When a new study surfaced a few weeks ago revealing that, of all the major social media networks, Instagram was the most detrimental to young people’s mental health, it made alarmist news headlines around the world.

But for Sydney-based online safety expert Leonie Smith, it was business as usual.

“I’ve seen more porn, more drug paraphernalia, more violence, more sick behaviour on Instagram than any other app,” Ms Smith said of the platform, which the Royal Society for Public Health report found was more likely to leave users feeling anxious, depressed and lonely than Facebook, Snapchat, Twitter or YouTube.

They are the sort of red flags that make any parent’s face fall. Or they would, if we had any idea they existed.

“If I had a dollar for every parent who said, ‘I had no idea Instagram had porn…’ said Ms Smith.

But Instagram is not the only social media platform that Australian parents are letting their children explore without being aware of the pitfalls.

In the last few months alone, Facebook, Skype and Snapchat have all been implicated in Australian cases of child sex offences and exploitation.

And these come on the back of countless other cases showing how social media is also connected with a rise in the vilification of women, bullying, and a growing number of children presenting at psychologist’s offices with social media-related anxiety.

The problem? Parents are too overwhelmed by how much social media their children use — on platforms they do not understand — to help them safely navigate them.

“That’s like a full-time job,” said one dad I know, about the prospect of having to regularly monitor his 10-year-old son’s social media activity.

Echoing the feelings of many other parents I interviewed, he added: “I mean, it sounds great, but…” He shook his head.

The good news, however, is that there are numerous tips and tools that parents can access easily to help keep their children and teens safe, and themselves sane.

Protective software? You already have it. And you are it.

“Lots of parents tell me, ‘I let my children on Snapchat, the filters are lots of fun,” said Ms Smith about the app, which enables users to send each other photos and videos that disappear after a few seconds.
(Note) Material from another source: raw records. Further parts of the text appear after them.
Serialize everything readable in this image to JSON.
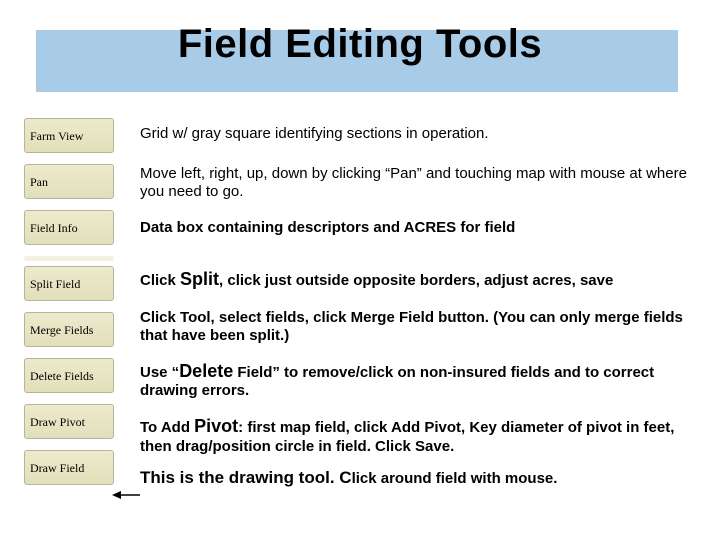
{
  "title": "Field Editing Tools",
  "toolbar": {
    "items": [
      {
        "label": "Farm View"
      },
      {
        "label": "Pan"
      },
      {
        "label": "Field Info"
      },
      {
        "label": ""
      },
      {
        "label": "Split Field"
      },
      {
        "label": "Merge Fields"
      },
      {
        "label": "Delete Fields"
      },
      {
        "label": "Draw Pivot"
      },
      {
        "label": "Draw Field"
      }
    ]
  },
  "descriptions": {
    "farm_view": "Grid w/ gray square identifying sections in operation.",
    "pan": "Move left, right, up, down by clicking “Pan” and touching map with mouse at where you need to go.",
    "field_info": "Data box containing descriptors and ACRES for field",
    "split_pre": "Click ",
    "split_word": "Split",
    "split_post": ", click just outside opposite borders, adjust acres, save",
    "merge": "Click Tool, select fields, click Merge Field button. (You can only merge fields that have been split.)",
    "delete_pre": "Use “",
    "delete_word": "Delete",
    "delete_mid": " Field” to remove/click on non-insured fields and to correct drawing errors.",
    "pivot_pre": "To Add ",
    "pivot_word": "Pivot",
    "pivot_post": ": first map field, click Add Pivot,  Key diameter of pivot in feet, then drag/position circle in field. Click Save.",
    "draw_pre": "This is the drawing tool. C",
    "draw_post": "lick around field with mouse."
  }
}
Some of these children are as young as seven.

“None of [the parents] have any idea that Snapchat stories (a function that allows photos and videos to be seen for 24 hours) has adult media on it, like an explicit Cosmopolitan magazine article [I saw] about sex.”

Or, presumably, that a 14-year-old boy committed suicide recently after being relentlessly bullied on the app.

And what if it is parents themselves who inadvertently expose their children to toxic content?

That may have been the case for one Sydney mother, Gillian*, whose friend texted her photos of a man’s genitals as a joke.

It was only some time after she received the text on her iPhone that Gillian realised that her texts popped up on all the other Apple devices in her house, including her desktop computer, iPad, and all of the family’s mobile phones.

“I ran to delete them on every device,” she said.

Did her three children, who range in age from six to eleven, see them? “I hope not,” she said.

Practical tips:

  • Do not let children on any social media platform until they are 13 (The age set by the companies themselves)
  • Tell teens on social media to, whenever possible, set their accounts to “private”, turn off location services, and block users they do not know, who bully them, or who screenshot their posts
  • Use your computer’s inbuilt parental controls, like the setting that restricts explicit media. Set up restrictions for each browser you have on every computer device you own, including smartphones
  • To block kids from opening a web link to porn that they might be sent by someone online, consider installing additional filtering programs, like Net Nanny or K9 Web Protection
  • Set up different login accounts for adults and children on desktop computers. Child accounts can be restricted to one browser, and a limited number of apps

– Samantha Selinger-Morris

Read More: ‘I had no idea Instagram had porn’: Keeping kids safe on social media